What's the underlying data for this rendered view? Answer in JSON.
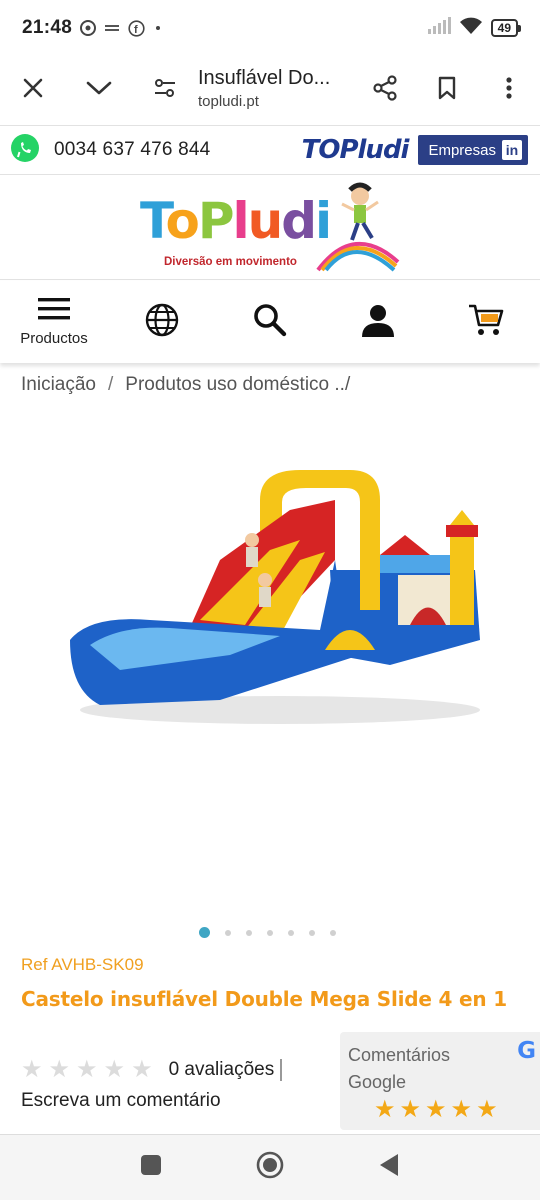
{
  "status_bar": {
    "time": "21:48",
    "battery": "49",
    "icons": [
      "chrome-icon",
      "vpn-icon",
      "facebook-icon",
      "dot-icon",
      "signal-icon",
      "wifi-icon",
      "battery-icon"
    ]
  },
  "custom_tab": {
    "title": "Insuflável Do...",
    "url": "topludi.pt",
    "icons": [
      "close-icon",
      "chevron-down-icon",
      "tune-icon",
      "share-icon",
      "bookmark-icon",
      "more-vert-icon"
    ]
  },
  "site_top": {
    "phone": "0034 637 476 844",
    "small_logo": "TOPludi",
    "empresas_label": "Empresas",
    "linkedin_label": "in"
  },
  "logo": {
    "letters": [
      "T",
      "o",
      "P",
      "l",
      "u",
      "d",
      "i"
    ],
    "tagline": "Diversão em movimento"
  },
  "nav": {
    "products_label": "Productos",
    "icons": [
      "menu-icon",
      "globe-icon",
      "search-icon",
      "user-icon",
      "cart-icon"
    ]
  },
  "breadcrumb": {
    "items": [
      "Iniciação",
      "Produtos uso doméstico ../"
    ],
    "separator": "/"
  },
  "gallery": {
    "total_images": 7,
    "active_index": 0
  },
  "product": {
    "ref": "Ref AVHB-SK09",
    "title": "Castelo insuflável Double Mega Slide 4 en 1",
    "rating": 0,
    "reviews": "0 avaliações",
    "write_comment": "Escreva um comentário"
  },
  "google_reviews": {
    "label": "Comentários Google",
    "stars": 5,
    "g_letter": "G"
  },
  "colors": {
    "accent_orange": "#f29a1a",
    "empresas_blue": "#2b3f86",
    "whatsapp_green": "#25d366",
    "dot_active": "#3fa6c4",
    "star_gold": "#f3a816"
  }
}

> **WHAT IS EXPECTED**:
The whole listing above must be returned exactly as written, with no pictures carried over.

> **PROBLEM SOLUTION**:
What's the underlying data for this rendered view? Answer in JSON.
{
  "status_bar": {
    "time": "21:48",
    "battery": "49",
    "icons": [
      "chrome-icon",
      "vpn-icon",
      "facebook-icon",
      "dot-icon",
      "signal-icon",
      "wifi-icon",
      "battery-icon"
    ]
  },
  "custom_tab": {
    "title": "Insuflável Do...",
    "url": "topludi.pt",
    "icons": [
      "close-icon",
      "chevron-down-icon",
      "tune-icon",
      "share-icon",
      "bookmark-icon",
      "more-vert-icon"
    ]
  },
  "site_top": {
    "phone": "0034 637 476 844",
    "small_logo": "TOPludi",
    "empresas_label": "Empresas",
    "linkedin_label": "in"
  },
  "logo": {
    "letters": [
      "T",
      "o",
      "P",
      "l",
      "u",
      "d",
      "i"
    ],
    "tagline": "Diversão em movimento"
  },
  "nav": {
    "products_label": "Productos",
    "icons": [
      "menu-icon",
      "globe-icon",
      "search-icon",
      "user-icon",
      "cart-icon"
    ]
  },
  "breadcrumb": {
    "items": [
      "Iniciação",
      "Produtos uso doméstico ../"
    ],
    "separator": "/"
  },
  "gallery": {
    "total_images": 7,
    "active_index": 0
  },
  "product": {
    "ref": "Ref AVHB-SK09",
    "title": "Castelo insuflável Double Mega Slide 4 en 1",
    "rating": 0,
    "reviews": "0 avaliações",
    "write_comment": "Escreva um comentário"
  },
  "google_reviews": {
    "label": "Comentários Google",
    "stars": 5,
    "g_letter": "G"
  },
  "colors": {
    "accent_orange": "#f29a1a",
    "empresas_blue": "#2b3f86",
    "whatsapp_green": "#25d366",
    "dot_active": "#3fa6c4",
    "star_gold": "#f3a816"
  }
}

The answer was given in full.